* WORK INSTRUCTIONS *
The answer should consist of the records below, repeated exactly, and no pictures.

* PROVIDED RECORDS *

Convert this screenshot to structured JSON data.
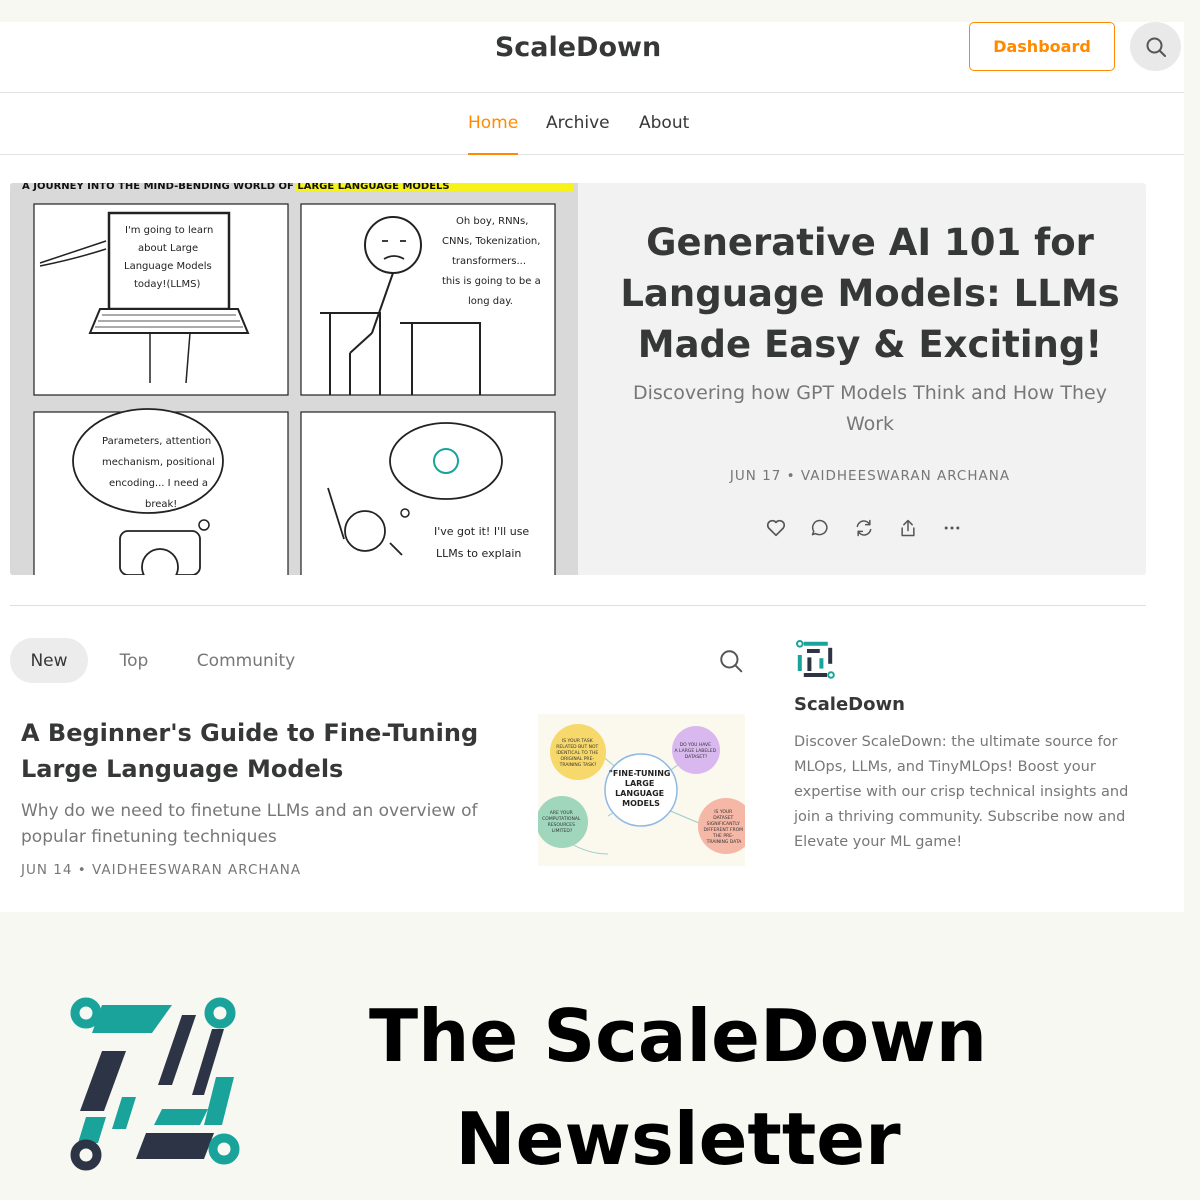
{
  "header": {
    "brand": "ScaleDown",
    "dashboard_label": "Dashboard",
    "search_icon": "search-icon"
  },
  "nav": {
    "items": [
      {
        "label": "Home",
        "active": true
      },
      {
        "label": "Archive",
        "active": false
      },
      {
        "label": "About",
        "active": false
      }
    ]
  },
  "hero": {
    "title": "Generative AI 101 for Language Models: LLMs Made Easy & Exciting!",
    "subtitle": "Discovering how GPT Models Think and How They Work",
    "meta": "JUN 17 • VAIDHEESWARAN ARCHANA",
    "actions": [
      "heart-icon",
      "comment-icon",
      "restack-icon",
      "share-icon",
      "more-icon"
    ],
    "comic": {
      "banner_text": "A JOURNEY INTO THE MIND-BENDING WORLD OF LARGE LANGUAGE MODELS",
      "panel1": [
        "I'm going to learn",
        "about Large",
        "Language Models",
        "today!(LLMS)"
      ],
      "panel2": [
        "Oh boy, RNNs,",
        "CNNs, Tokenization,",
        "transformers...",
        "this is going to be a",
        "long day."
      ],
      "panel3": [
        "Parameters, attention",
        "mechanism, positional",
        "encoding... I need a",
        "break!"
      ],
      "panel4": [
        "I've got it! I'll use",
        "LLMs to explain"
      ]
    }
  },
  "feed": {
    "tabs": [
      {
        "label": "New",
        "active": true
      },
      {
        "label": "Top",
        "active": false
      },
      {
        "label": "Community",
        "active": false
      }
    ],
    "search_icon": "search-icon",
    "post": {
      "title": "A Beginner's Guide to Fine-Tuning Large Language Models",
      "subtitle": "Why do we need to finetune LLMs and an overview of popular finetuning techniques",
      "meta": "JUN 14 • VAIDHEESWARAN ARCHANA",
      "thumb": {
        "center": [
          "\"FINE-TUNING",
          "LARGE",
          "LANGUAGE",
          "MODELS"
        ],
        "yellow": [
          "IS YOUR TASK",
          "RELATED BUT NOT",
          "IDENTICAL TO THE",
          "ORIGINAL PRE-",
          "TRAINING TASK?"
        ],
        "purple": [
          "DO YOU HAVE",
          "A LARGE LABELED",
          "DATASET?"
        ],
        "green": [
          "ARE YOUR",
          "COMPUTATIONAL",
          "RESOURCES",
          "LIMITED?"
        ],
        "pink": [
          "IS YOUR",
          "DATASET",
          "SIGNIFICANTLY",
          "DIFFERENT FROM",
          "THE PRE-",
          "TRAINING DATA"
        ]
      }
    }
  },
  "sidebar": {
    "name": "ScaleDown",
    "description": "Discover ScaleDown: the ultimate source for MLOps, LLMs, and TinyMLOps! Boost your expertise with our crisp technical insights and join a thriving community. Subscribe now and Elevate your ML game!"
  },
  "banner": {
    "line1": "The ScaleDown",
    "line2": "Newsletter"
  },
  "colors": {
    "accent": "#ff8a00",
    "logo_teal": "#1aa39a",
    "logo_navy": "#2c3445"
  }
}
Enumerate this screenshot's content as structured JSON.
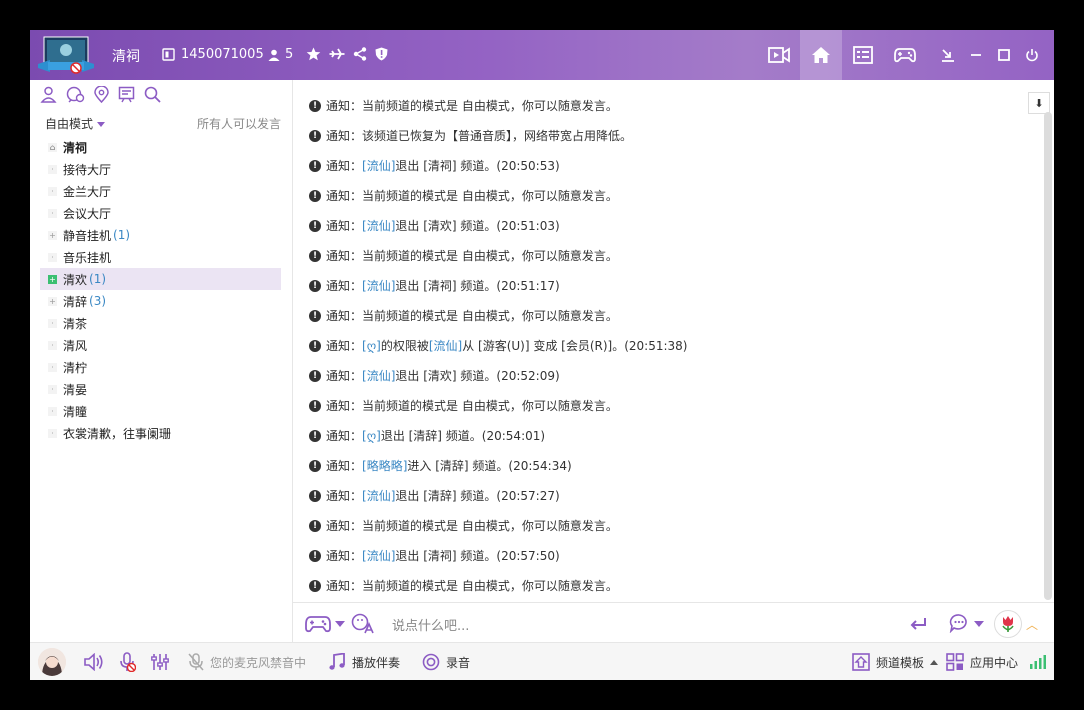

* EXERCISE ANSWER *
Convert this screenshot to structured JSON data.
{
  "header": {
    "brand": "ScaleDown",
    "dashboard_label": "Dashboard",
    "search_icon": "search-icon"
  },
  "nav": {
    "items": [
      {
        "label": "Home",
        "active": true
      },
      {
        "label": "Archive",
        "active": false
      },
      {
        "label": "About",
        "active": false
      }
    ]
  },
  "hero": {
    "title": "Generative AI 101 for Language Models: LLMs Made Easy & Exciting!",
    "subtitle": "Discovering how GPT Models Think and How They Work",
    "meta": "JUN 17 • VAIDHEESWARAN ARCHANA",
    "actions": [
      "heart-icon",
      "comment-icon",
      "restack-icon",
      "share-icon",
      "more-icon"
    ],
    "comic": {
      "banner_text": "A JOURNEY INTO THE MIND-BENDING WORLD OF LARGE LANGUAGE MODELS",
      "panel1": [
        "I'm going to learn",
        "about Large",
        "Language Models",
        "today!(LLMS)"
      ],
      "panel2": [
        "Oh boy, RNNs,",
        "CNNs, Tokenization,",
        "transformers...",
        "this is going to be a",
        "long day."
      ],
      "panel3": [
        "Parameters, attention",
        "mechanism, positional",
        "encoding... I need a",
        "break!"
      ],
      "panel4": [
        "I've got it! I'll use",
        "LLMs to explain"
      ]
    }
  },
  "feed": {
    "tabs": [
      {
        "label": "New",
        "active": true
      },
      {
        "label": "Top",
        "active": false
      },
      {
        "label": "Community",
        "active": false
      }
    ],
    "search_icon": "search-icon",
    "post": {
      "title": "A Beginner's Guide to Fine-Tuning Large Language Models",
      "subtitle": "Why do we need to finetune LLMs and an overview of popular finetuning techniques",
      "meta": "JUN 14 • VAIDHEESWARAN ARCHANA",
      "thumb": {
        "center": [
          "\"FINE-TUNING",
          "LARGE",
          "LANGUAGE",
          "MODELS"
        ],
        "yellow": [
          "IS YOUR TASK",
          "RELATED BUT NOT",
          "IDENTICAL TO THE",
          "ORIGINAL PRE-",
          "TRAINING TASK?"
        ],
        "purple": [
          "DO YOU HAVE",
          "A LARGE LABELED",
          "DATASET?"
        ],
        "green": [
          "ARE YOUR",
          "COMPUTATIONAL",
          "RESOURCES",
          "LIMITED?"
        ],
        "pink": [
          "IS YOUR",
          "DATASET",
          "SIGNIFICANTLY",
          "DIFFERENT FROM",
          "THE PRE-",
          "TRAINING DATA"
        ]
      }
    }
  },
  "sidebar": {
    "name": "ScaleDown",
    "description": "Discover ScaleDown: the ultimate source for MLOps, LLMs, and TinyMLOps! Boost your expertise with our crisp technical insights and join a thriving community. Subscribe now and Elevate your ML game!"
  },
  "banner": {
    "line1": "The ScaleDown",
    "line2": "Newsletter"
  },
  "colors": {
    "accent": "#ff8a00",
    "logo_teal": "#1aa39a",
    "logo_navy": "#2c3445"
  }
}
Enumerate this screenshot's content as structured JSON.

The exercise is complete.